WORK REQUIRED:
The complete listing that follows is to be set down again, exactly as it appears.

THE DATA:
==================================================

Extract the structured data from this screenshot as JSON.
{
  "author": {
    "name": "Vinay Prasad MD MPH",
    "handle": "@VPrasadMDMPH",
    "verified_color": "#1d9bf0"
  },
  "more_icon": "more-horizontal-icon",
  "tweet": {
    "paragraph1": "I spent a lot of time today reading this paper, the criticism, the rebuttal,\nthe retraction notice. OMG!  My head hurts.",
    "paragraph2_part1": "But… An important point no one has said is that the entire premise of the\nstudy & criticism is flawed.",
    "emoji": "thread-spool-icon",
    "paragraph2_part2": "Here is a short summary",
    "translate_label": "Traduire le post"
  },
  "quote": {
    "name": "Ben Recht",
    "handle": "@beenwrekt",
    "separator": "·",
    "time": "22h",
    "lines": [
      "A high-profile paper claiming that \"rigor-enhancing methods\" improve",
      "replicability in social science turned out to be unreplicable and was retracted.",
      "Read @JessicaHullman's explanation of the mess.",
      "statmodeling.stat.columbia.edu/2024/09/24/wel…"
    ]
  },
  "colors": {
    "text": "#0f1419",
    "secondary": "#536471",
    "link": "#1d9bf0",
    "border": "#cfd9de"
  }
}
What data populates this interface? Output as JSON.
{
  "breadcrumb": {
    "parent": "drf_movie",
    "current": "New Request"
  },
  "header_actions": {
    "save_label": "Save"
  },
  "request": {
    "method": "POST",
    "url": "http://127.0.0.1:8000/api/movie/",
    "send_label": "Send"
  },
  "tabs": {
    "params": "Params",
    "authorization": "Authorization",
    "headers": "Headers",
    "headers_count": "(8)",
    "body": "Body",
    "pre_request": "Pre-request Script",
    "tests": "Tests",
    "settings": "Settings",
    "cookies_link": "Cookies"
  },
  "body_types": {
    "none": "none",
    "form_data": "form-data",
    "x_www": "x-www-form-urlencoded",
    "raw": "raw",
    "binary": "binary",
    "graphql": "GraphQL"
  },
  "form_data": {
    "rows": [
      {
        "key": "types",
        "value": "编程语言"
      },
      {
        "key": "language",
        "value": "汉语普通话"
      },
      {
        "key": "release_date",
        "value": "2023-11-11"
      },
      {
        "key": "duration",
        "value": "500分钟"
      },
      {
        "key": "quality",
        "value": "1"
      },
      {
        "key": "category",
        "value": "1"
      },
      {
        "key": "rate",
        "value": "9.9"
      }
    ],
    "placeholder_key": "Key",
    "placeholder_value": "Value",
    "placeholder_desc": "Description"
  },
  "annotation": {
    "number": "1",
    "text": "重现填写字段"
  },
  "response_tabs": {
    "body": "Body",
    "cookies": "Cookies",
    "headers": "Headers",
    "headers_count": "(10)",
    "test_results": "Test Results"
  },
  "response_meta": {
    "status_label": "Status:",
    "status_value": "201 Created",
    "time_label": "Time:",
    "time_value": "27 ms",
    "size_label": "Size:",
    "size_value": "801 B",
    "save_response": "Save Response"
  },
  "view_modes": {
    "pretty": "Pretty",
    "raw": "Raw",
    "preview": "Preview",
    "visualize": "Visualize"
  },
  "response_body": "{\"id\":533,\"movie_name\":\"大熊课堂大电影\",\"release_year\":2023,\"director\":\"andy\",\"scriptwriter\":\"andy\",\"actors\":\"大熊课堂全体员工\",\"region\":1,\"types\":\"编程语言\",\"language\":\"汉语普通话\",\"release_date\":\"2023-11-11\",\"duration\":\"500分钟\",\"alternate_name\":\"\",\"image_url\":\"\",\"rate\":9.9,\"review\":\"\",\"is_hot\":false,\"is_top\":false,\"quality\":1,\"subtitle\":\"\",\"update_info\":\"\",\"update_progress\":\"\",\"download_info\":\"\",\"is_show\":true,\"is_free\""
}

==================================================

EXERCISE ANSWER:
Extract the structured data from this screenshot as JSON.
{
  "author": {
    "name": "Vinay Prasad MD MPH",
    "handle": "@VPrasadMDMPH",
    "verified_color": "#1d9bf0"
  },
  "more_icon": "more-horizontal-icon",
  "tweet": {
    "paragraph1": "I spent a lot of time today reading this paper, the criticism, the rebuttal,\nthe retraction notice. OMG!  My head hurts.",
    "paragraph2_part1": "But… An important point no one has said is that the entire premise of the\nstudy & criticism is flawed.",
    "emoji": "thread-spool-icon",
    "paragraph2_part2": "Here is a short summary",
    "translate_label": "Traduire le post"
  },
  "quote": {
    "name": "Ben Recht",
    "handle": "@beenwrekt",
    "separator": "·",
    "time": "22h",
    "lines": [
      "A high-profile paper claiming that \"rigor-enhancing methods\" improve",
      "replicability in social science turned out to be unreplicable and was retracted.",
      "Read @JessicaHullman's explanation of the mess.",
      "statmodeling.stat.columbia.edu/2024/09/24/wel…"
    ]
  },
  "colors": {
    "text": "#0f1419",
    "secondary": "#536471",
    "link": "#1d9bf0",
    "border": "#cfd9de"
  }
}
What data populates this interface? Output as JSON.
{
  "breadcrumb": {
    "parent": "drf_movie",
    "current": "New Request"
  },
  "header_actions": {
    "save_label": "Save"
  },
  "request": {
    "method": "POST",
    "url": "http://127.0.0.1:8000/api/movie/",
    "send_label": "Send"
  },
  "tabs": {
    "params": "Params",
    "authorization": "Authorization",
    "headers": "Headers",
    "headers_count": "(8)",
    "body": "Body",
    "pre_request": "Pre-request Script",
    "tests": "Tests",
    "settings": "Settings",
    "cookies_link": "Cookies"
  },
  "body_types": {
    "none": "none",
    "form_data": "form-data",
    "x_www": "x-www-form-urlencoded",
    "raw": "raw",
    "binary": "binary",
    "graphql": "GraphQL"
  },
  "form_data": {
    "rows": [
      {
        "key": "types",
        "value": "编程语言"
      },
      {
        "key": "language",
        "value": "汉语普通话"
      },
      {
        "key": "release_date",
        "value": "2023-11-11"
      },
      {
        "key": "duration",
        "value": "500分钟"
      },
      {
        "key": "quality",
        "value": "1"
      },
      {
        "key": "category",
        "value": "1"
      },
      {
        "key": "rate",
        "value": "9.9"
      }
    ],
    "placeholder_key": "Key",
    "placeholder_value": "Value",
    "placeholder_desc": "Description"
  },
  "annotation": {
    "number": "1",
    "text": "重现填写字段"
  },
  "response_tabs": {
    "body": "Body",
    "cookies": "Cookies",
    "headers": "Headers",
    "headers_count": "(10)",
    "test_results": "Test Results"
  },
  "response_meta": {
    "status_label": "Status:",
    "status_value": "201 Created",
    "time_label": "Time:",
    "time_value": "27 ms",
    "size_label": "Size:",
    "size_value": "801 B",
    "save_response": "Save Response"
  },
  "view_modes": {
    "pretty": "Pretty",
    "raw": "Raw",
    "preview": "Preview",
    "visualize": "Visualize"
  },
  "response_body": "{\"id\":533,\"movie_name\":\"大熊课堂大电影\",\"release_year\":2023,\"director\":\"andy\",\"scriptwriter\":\"andy\",\"actors\":\"大熊课堂全体员工\",\"region\":1,\"types\":\"编程语言\",\"language\":\"汉语普通话\",\"release_date\":\"2023-11-11\",\"duration\":\"500分钟\",\"alternate_name\":\"\",\"image_url\":\"\",\"rate\":9.9,\"review\":\"\",\"is_hot\":false,\"is_top\":false,\"quality\":1,\"subtitle\":\"\",\"update_info\":\"\",\"update_progress\":\"\",\"download_info\":\"\",\"is_show\":true,\"is_free\""
}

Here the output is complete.